Also read: There Is No Case. Release the Bhima Koregaon 16 and Compensate Them

The Elgar Parishad case is being handled by the National Investigation Agency, which is a central agency. But the activists and lawyers are lodged in the prisons of Maharashtra. The state, then, has no excuse for not ensuring medical treatment on time. For decongestion, a high-powered committee was set up last year on the apex court’s direction. This committee, after some cursory work, failed to carry out its mandate. The committee had not met since May 3 last year. Only after the Bombay high court suo motu took up the matter of prison conditions during the pandemic early last month, was the high-powered committee directed to meet once again.

Taloja prison, meant to accommodate 2,124 prisoners, is overcrowded and houses over 3,500 (at 166% occupancy) prisoners. In the note moved before the Bombay high court, Swamy’s lawyers have pointed out the poor conditions inside the prison, which makes it difficult to maintain any kind of physical distancing.
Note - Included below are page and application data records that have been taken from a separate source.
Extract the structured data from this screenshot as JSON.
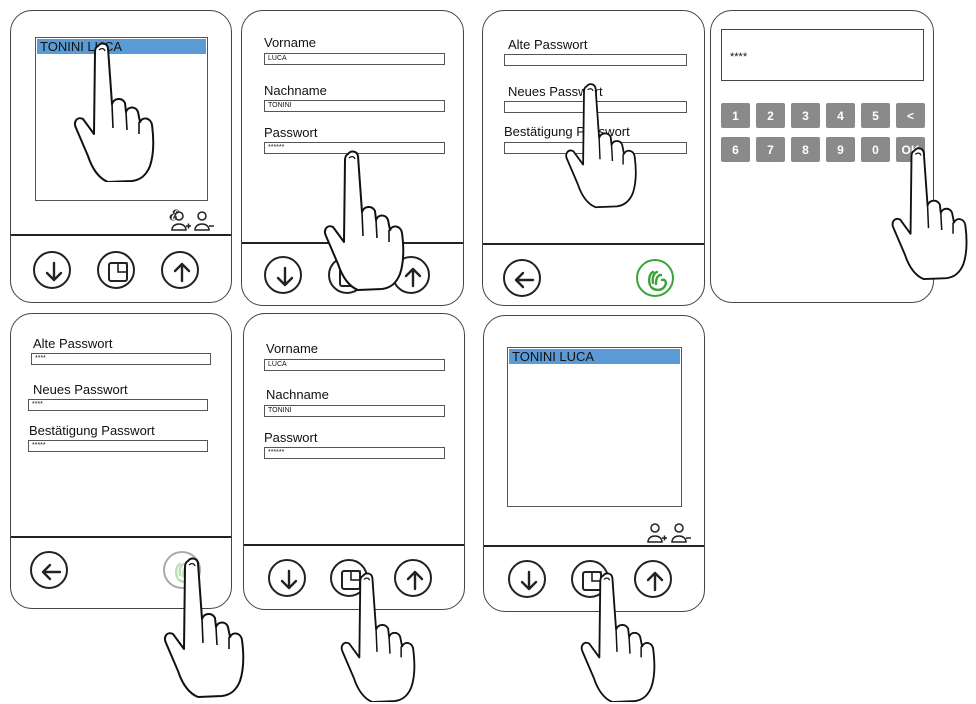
{
  "user_list": {
    "selected_user": "TONINI LUCA"
  },
  "user_form": {
    "first_name_label": "Vorname",
    "first_name_value": "LUCA",
    "last_name_label": "Nachname",
    "last_name_value": "TONINI",
    "password_label": "Passwort",
    "password_value": "******"
  },
  "change_password": {
    "old_label": "Alte Passwort",
    "new_label": "Neues Passwort",
    "confirm_label": "Bestätigung Passwort",
    "old_value": "****",
    "new_value": "****",
    "confirm_value": "*****"
  },
  "keypad": {
    "display_value": "****",
    "keys_row1": [
      "1",
      "2",
      "3",
      "4",
      "5",
      "<"
    ],
    "keys_row2": [
      "6",
      "7",
      "8",
      "9",
      "0",
      "OK"
    ]
  },
  "icons": {
    "user_add": "user-add-icon",
    "user_remove": "user-remove-icon",
    "down": "arrow-down-icon",
    "up": "arrow-up-icon",
    "edit": "edit-icon",
    "back": "arrow-left-icon",
    "confirm": "hand-confirm-icon"
  },
  "colors": {
    "selection": "#5b9bd5",
    "confirm_green": "#3aa33a",
    "key_gray": "#8a8a8a"
  }
}
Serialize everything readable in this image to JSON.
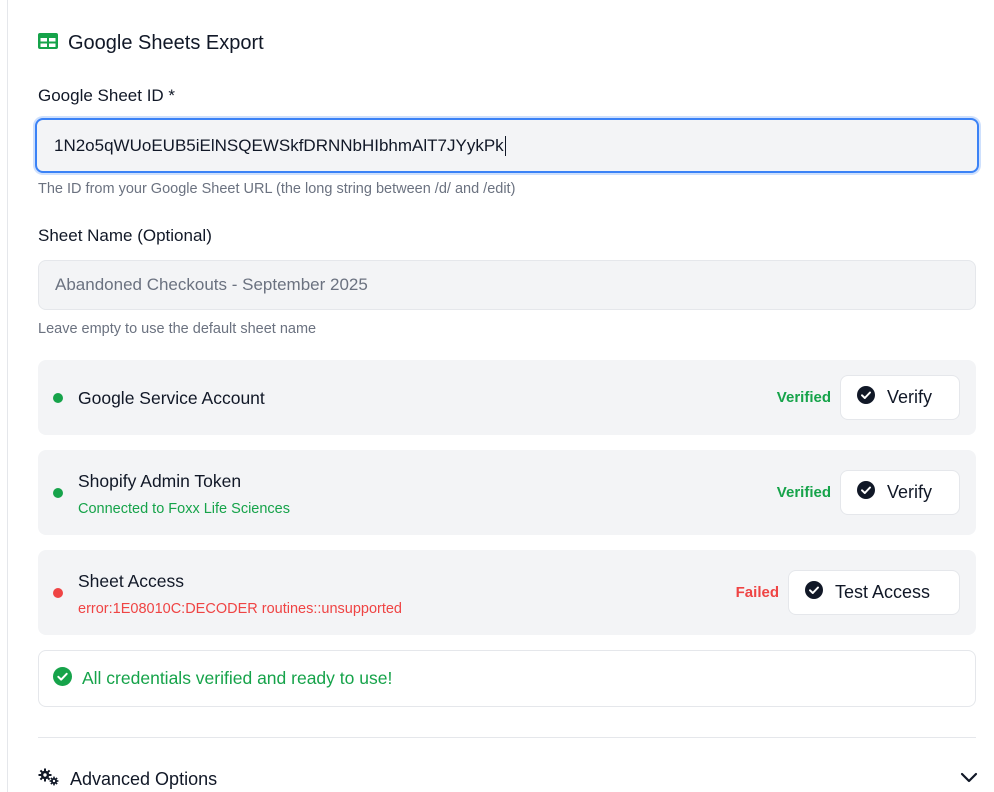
{
  "header": {
    "title": "Google Sheets Export",
    "icon": "sheets-table-icon",
    "icon_color": "#16a34a"
  },
  "sheet_id": {
    "label": "Google Sheet ID *",
    "value": "1N2o5qWUoEUB5iElNSQEWSkfDRNNbHIbhmAlT7JYykPk",
    "hint": "The ID from your Google Sheet URL (the long string between /d/ and /edit)"
  },
  "sheet_name": {
    "label": "Sheet Name (Optional)",
    "placeholder": "Abandoned Checkouts - September 2025",
    "hint": "Leave empty to use the default sheet name"
  },
  "credentials": [
    {
      "title": "Google Service Account",
      "subtitle": "",
      "status": "Verified",
      "button": "Verify",
      "state": "ok"
    },
    {
      "title": "Shopify Admin Token",
      "subtitle": "Connected to Foxx Life Sciences",
      "status": "Verified",
      "button": "Verify",
      "state": "ok"
    },
    {
      "title": "Sheet Access",
      "subtitle": "error:1E08010C:DECODER routines::unsupported",
      "status": "Failed",
      "button": "Test Access",
      "state": "failed"
    }
  ],
  "success_message": "All credentials verified and ready to use!",
  "advanced": {
    "label": "Advanced Options"
  },
  "colors": {
    "accent": "#3b82f6",
    "success": "#16a34a",
    "error": "#ef4444"
  }
}
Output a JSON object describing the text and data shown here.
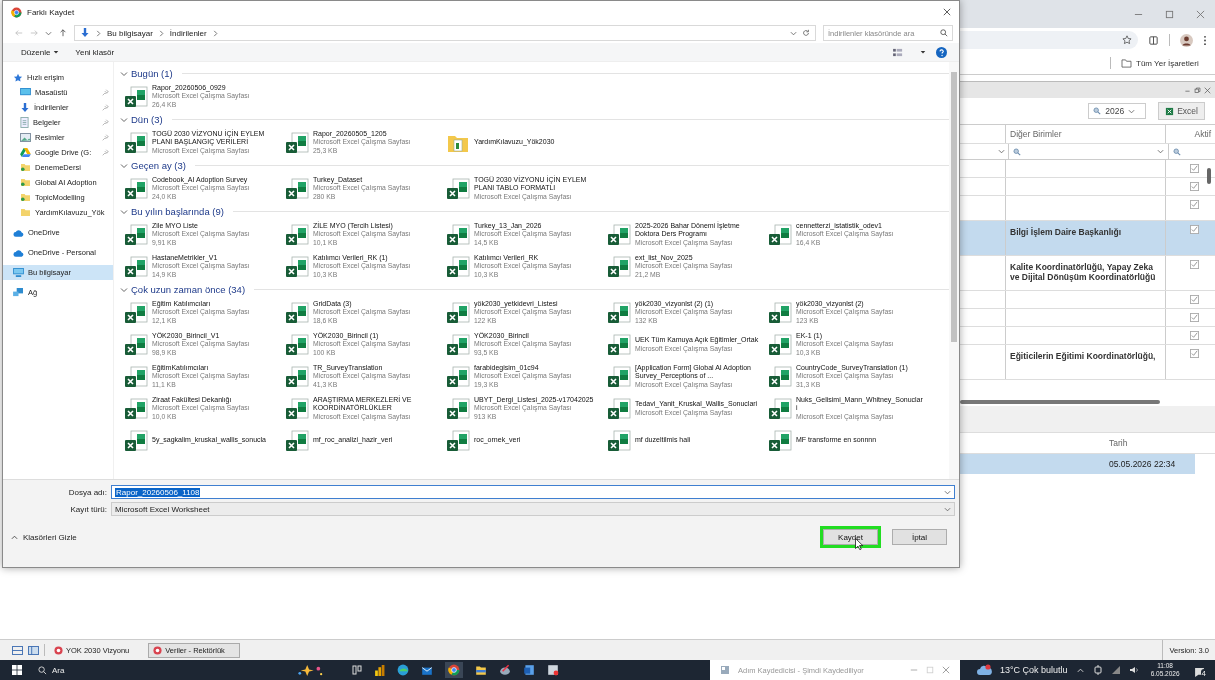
{
  "dialog": {
    "title": "Farklı Kaydet",
    "breadcrumb": [
      "Bu bilgisayar",
      "İndirilenler"
    ],
    "search": {
      "placeholder": "İndirilenler klasöründe ara"
    },
    "commands": [
      {
        "label": "Düzenle",
        "dropdown": true
      },
      {
        "label": "Yeni klasör",
        "dropdown": false
      }
    ],
    "sidebar": [
      {
        "label": "Hızlı erişim",
        "kind": "quick",
        "pinned": false,
        "selected": false
      },
      {
        "label": "Masaüstü",
        "kind": "desktop",
        "pinned": true,
        "selected": false
      },
      {
        "label": "İndirilenler",
        "kind": "downloads",
        "pinned": true,
        "selected": false
      },
      {
        "label": "Belgeler",
        "kind": "documents",
        "pinned": true,
        "selected": false
      },
      {
        "label": "Resimler",
        "kind": "pictures",
        "pinned": true,
        "selected": false
      },
      {
        "label": "Google Drive (G:",
        "kind": "drive",
        "pinned": true,
        "selected": false
      },
      {
        "label": "DenemeDersi",
        "kind": "synced",
        "pinned": false,
        "selected": false
      },
      {
        "label": "Global AI Adoption",
        "kind": "synced",
        "pinned": false,
        "selected": false
      },
      {
        "label": "TopicModelling",
        "kind": "synced",
        "pinned": false,
        "selected": false
      },
      {
        "label": "YardımKılavuzu_Yök",
        "kind": "folder",
        "pinned": false,
        "selected": false
      },
      {
        "label": "OneDrive",
        "kind": "cloud",
        "pinned": false,
        "selected": false
      },
      {
        "label": "OneDrive - Personal",
        "kind": "cloud",
        "pinned": false,
        "selected": false
      },
      {
        "label": "Bu bilgisayar",
        "kind": "computer",
        "pinned": false,
        "selected": true
      },
      {
        "label": "Ağ",
        "kind": "network",
        "pinned": false,
        "selected": false
      }
    ],
    "groups": [
      {
        "title": "Bugün (1)",
        "expanded": true,
        "files": [
          {
            "kind": "excel",
            "name": "Rapor_20260506_0929",
            "type": "Microsoft Excel Çalışma Sayfası",
            "size": "26,4 KB"
          }
        ]
      },
      {
        "title": "Dün (3)",
        "expanded": true,
        "files": [
          {
            "kind": "excel",
            "name": "TOGÜ 2030 VİZYONU İÇİN EYLEM PLANI BAŞLANGIÇ VERİLERİ",
            "type": "Microsoft Excel Çalışma Sayfası"
          },
          {
            "kind": "excel",
            "name": "Rapor_20260505_1205",
            "type": "Microsoft Excel Çalışma Sayfası",
            "size": "25,3 KB"
          },
          {
            "kind": "folder",
            "name": "YardımKılavuzu_Yök2030"
          }
        ]
      },
      {
        "title": "Geçen ay (3)",
        "expanded": true,
        "files": [
          {
            "kind": "excel",
            "name": "Codebook_AI Adoption Survey",
            "type": "Microsoft Excel Çalışma Sayfası",
            "size": "24,0 KB"
          },
          {
            "kind": "excel",
            "name": "Turkey_Dataset",
            "type": "Microsoft Excel Çalışma Sayfası",
            "size": "280 KB"
          },
          {
            "kind": "excel",
            "name": "TOGÜ 2030 VİZYONU İÇİN EYLEM PLANI TABLO FORMATLI",
            "type": "Microsoft Excel Çalışma Sayfası"
          }
        ]
      },
      {
        "title": "Bu yılın başlarında (9)",
        "expanded": true,
        "files": [
          {
            "kind": "excel",
            "name": "Zile MYO Liste",
            "type": "Microsoft Excel Çalışma Sayfası",
            "size": "9,91 KB"
          },
          {
            "kind": "excel",
            "name": "ZİLE MYO (Tercih Listesi)",
            "type": "Microsoft Excel Çalışma Sayfası",
            "size": "10,1 KB"
          },
          {
            "kind": "excel",
            "name": "Turkey_13_Jan_2026",
            "type": "Microsoft Excel Çalışma Sayfası",
            "size": "14,5 KB"
          },
          {
            "kind": "excel",
            "name": "2025-2026 Bahar Dönemi İşletme Doktora Ders Programı",
            "type": "Microsoft Excel Çalışma Sayfası"
          },
          {
            "kind": "excel",
            "name": "cennetterzi_istatistik_odev1",
            "type": "Microsoft Excel Çalışma Sayfası",
            "size": "16,4 KB"
          },
          {
            "kind": "excel",
            "name": "HastaneMetrikler_V1",
            "type": "Microsoft Excel Çalışma Sayfası",
            "size": "14,9 KB"
          },
          {
            "kind": "excel",
            "name": "Katılımcı Verileri_RK (1)",
            "type": "Microsoft Excel Çalışma Sayfası",
            "size": "10,3 KB"
          },
          {
            "kind": "excel",
            "name": "Katılımcı Verileri_RK",
            "type": "Microsoft Excel Çalışma Sayfası",
            "size": "10,3 KB"
          },
          {
            "kind": "excel",
            "name": "ext_list_Nov_2025",
            "type": "Microsoft Excel Çalışma Sayfası",
            "size": "21,2 MB"
          }
        ]
      },
      {
        "title": "Çok uzun zaman önce (34)",
        "expanded": true,
        "files": [
          {
            "kind": "excel",
            "name": "Eğitim Katılımcıları",
            "type": "Microsoft Excel Çalışma Sayfası",
            "size": "12,1 KB"
          },
          {
            "kind": "excel",
            "name": "GridData (3)",
            "type": "Microsoft Excel Çalışma Sayfası",
            "size": "18,6 KB"
          },
          {
            "kind": "excel",
            "name": "yök2030_yetkidevri_Listesi",
            "type": "Microsoft Excel Çalışma Sayfası",
            "size": "122 KB"
          },
          {
            "kind": "excel",
            "name": "yök2030_vizyonlst (2) (1)",
            "type": "Microsoft Excel Çalışma Sayfası",
            "size": "132 KB"
          },
          {
            "kind": "excel",
            "name": "yök2030_vizyonlst (2)",
            "type": "Microsoft Excel Çalışma Sayfası",
            "size": "123 KB"
          },
          {
            "kind": "excel",
            "name": "YÖK2030_Birincil_V1",
            "type": "Microsoft Excel Çalışma Sayfası",
            "size": "98,9 KB"
          },
          {
            "kind": "excel",
            "name": "YÖK2030_Birincil (1)",
            "type": "Microsoft Excel Çalışma Sayfası",
            "size": "100 KB"
          },
          {
            "kind": "excel",
            "name": "YÖK2030_Birincil",
            "type": "Microsoft Excel Çalışma Sayfası",
            "size": "93,5 KB"
          },
          {
            "kind": "excel",
            "name": "UEK Tüm Kamuya Açık Eğitimler_Ortak",
            "type": "Microsoft Excel Çalışma Sayfası"
          },
          {
            "kind": "excel",
            "name": "EK-1 (1)",
            "type": "Microsoft Excel Çalışma Sayfası",
            "size": "10,3 KB"
          },
          {
            "kind": "excel",
            "name": "EğitimKatılımcıları",
            "type": "Microsoft Excel Çalışma Sayfası",
            "size": "11,1 KB"
          },
          {
            "kind": "excel",
            "name": "TR_SurveyTranslation",
            "type": "Microsoft Excel Çalışma Sayfası",
            "size": "41,3 KB"
          },
          {
            "kind": "excel",
            "name": "farabidegisim_01c94",
            "type": "Microsoft Excel Çalışma Sayfası",
            "size": "19,3 KB"
          },
          {
            "kind": "excel",
            "name": "[Application Form] Global AI Adoption Survey_Perceptions of ...",
            "type": "Microsoft Excel Çalışma Sayfası"
          },
          {
            "kind": "excel",
            "name": "CountryCode_SurveyTranslation (1)",
            "type": "Microsoft Excel Çalışma Sayfası",
            "size": "31,3 KB"
          },
          {
            "kind": "excel",
            "name": "Ziraat Fakültesi Dekanlığı",
            "type": "Microsoft Excel Çalışma Sayfası",
            "size": "10,0 KB"
          },
          {
            "kind": "excel",
            "name": "ARAŞTIRMA MERKEZLERİ VE KOORDİNATÖRLÜKLER",
            "type": "Microsoft Excel Çalışma Sayfası"
          },
          {
            "kind": "excel",
            "name": "UBYT_Dergi_Listesi_2025-v17042025",
            "type": "Microsoft Excel Çalışma Sayfası",
            "size": "913 KB"
          },
          {
            "kind": "excel",
            "name": "Tedavi_Yanit_Kruskal_Wallis_Sonuclari",
            "type": "Microsoft Excel Çalışma Sayfası"
          },
          {
            "kind": "excel",
            "name": "Nuks_Gelisimi_Mann_Whitney_Sonuclari",
            "type": "Microsoft Excel Çalışma Sayfası"
          },
          {
            "kind": "excel",
            "name": "5y_sagkalim_kruskal_wallis_sonucla"
          },
          {
            "kind": "excel",
            "name": "mf_roc_analizi_hazir_veri"
          },
          {
            "kind": "excel",
            "name": "roc_ornek_veri"
          },
          {
            "kind": "excel",
            "name": "mf duzeltilmis hali"
          },
          {
            "kind": "excel",
            "name": "MF transforme en sonnnn"
          }
        ]
      }
    ],
    "filename": {
      "label": "Dosya adı:",
      "value": "Rapor_20260506_1108",
      "text_selected": true
    },
    "filetype": {
      "label": "Kayıt türü:",
      "value": "Microsoft Excel Worksheet"
    },
    "toggle": {
      "label": "Klasörleri Gizle"
    },
    "buttons": [
      {
        "label": "Kaydet",
        "highlighted": true
      },
      {
        "label": "İptal",
        "highlighted": false
      }
    ]
  },
  "browser": {
    "bookmarks": {
      "label": "Tüm Yer İşaretleri"
    },
    "app": {
      "year": {
        "value": "2026"
      },
      "export_button": "Excel",
      "grid": {
        "columns": [
          "Diğer Birimler",
          "Aktif"
        ],
        "rows": [
          {
            "checked": true,
            "selected": false
          },
          {
            "checked": true,
            "selected": false
          },
          {
            "checked": true,
            "selected": false
          },
          {
            "text": "Bilgi İşlem Daire Başkanlığı",
            "checked": true,
            "selected": true
          },
          {
            "text": "Kalite Koordinatörlüğü, Yapay Zeka ve Dijital Dönüşüm Koordinatörlüğü",
            "checked": true,
            "selected": false
          },
          {
            "checked": true,
            "selected": false
          },
          {
            "checked": true,
            "selected": false
          },
          {
            "checked": true,
            "selected": false
          },
          {
            "text": "Eğiticilerin Eğitimi Koordinatörlüğü,",
            "checked": true,
            "selected": false
          }
        ]
      },
      "detail": {
        "columns": [
          "Tarih"
        ],
        "rows": [
          {
            "date": "05.05.2026 22:34",
            "selected": true
          }
        ]
      }
    },
    "tabs": [
      {
        "label": "YOK 2030 Vizyonu",
        "selected": false
      },
      {
        "label": "Veriler - Rektörlük",
        "selected": true
      }
    ],
    "version": "Version: 3.0"
  },
  "taskbar": {
    "search": {
      "placeholder": "Ara"
    },
    "recorder": {
      "title": "Adım Kaydedicisi - Şimdi Kaydediliyor"
    },
    "weather": "13°C Çok bulutlu",
    "time": "11:08",
    "date": "6.05.2026",
    "notifications": "4"
  }
}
This is not the first time that Swamy’s lawyers have moved the court seeking bail. He was arrested on October 8 last year. Just a day later, the NIA had filed a supplementary chargesheet in the case, Swamy’s custody was thus not required for the investigation. Immediately on arrest, he was sent to judicial custody. The 84 year old with severe ailments continues to be in jail in the politically motivated case, even while serious loopholes and inconsistencies in the investigating agency’s version have been exposed from time to time.

The NIA has opposed bail for Swamy and other arrested lawyers, activists and academics several times.

In all, 16 persons were arrested in the case. Of them, 80-year-old writer and poet Varavara Rao was released on bail after his health condition deteriorated drastically. After being released on bail, Rao has been undergoing treatment in Mumbai, as the bail condition doesn’t allow him to travel outside the city limits.

Swamy, a tribal rights activist working in Jharkhand for over three decades, was subjected to police scrutiny and raids in 2018. Swamy felt that he was targeted for his years of work among young Adivasis and moolvasis (the original inhabitants) who were falsely branded “Naxals” and indiscriminately arrested.

In an over 10,000-page chargesheet, the NIA has claimed that Swamy is an active member of the banned CPI (Maoist) organisation and was allegedly involved actively in its activities. Swamy, the NIA claims, was in communication with other CPI (Maoist) cadres. “He propagated among cadres that the arrest of urban CPI (Maoist) cadres from different parts of the country, particularly in Maharashtra has caused huge irrevocable damage to CPI (Maoist). He received funds from other Maoist cadres for the furtherance of the activities of CPI (Maoist). He is convenor of PPSC (Persecuted Prisoners Solidarity Committee), a frontal organization of CPI (Maoist). The incriminating documents related to communications for furthering the activities of CPI (Maoist) and propaganda material of the CPI (Maoist), as well as literature, were seized from his possession,” the NIA has claimed.

When the Mahavikas Aghadi government came to power, it had made several promises including setting up a committee to find out the truth behind the violence that broke out at Bhima Koregaon on January 1, 2018. It has been over a year and a half, but the committee has not been set up. Meanwhile, each time the activists arrested in the case have complained of a violation of their human rights or inadequate health provisions in jail, the state has only tried to cover up and taken a defensive stand.

Since Swamy, along with 15 others, has been booked under the stringent Unlawful Activities (Prevention) Act, bail has been virtually impossible. By the time the case comes up for hearing, each one of them will have spent several years in jail.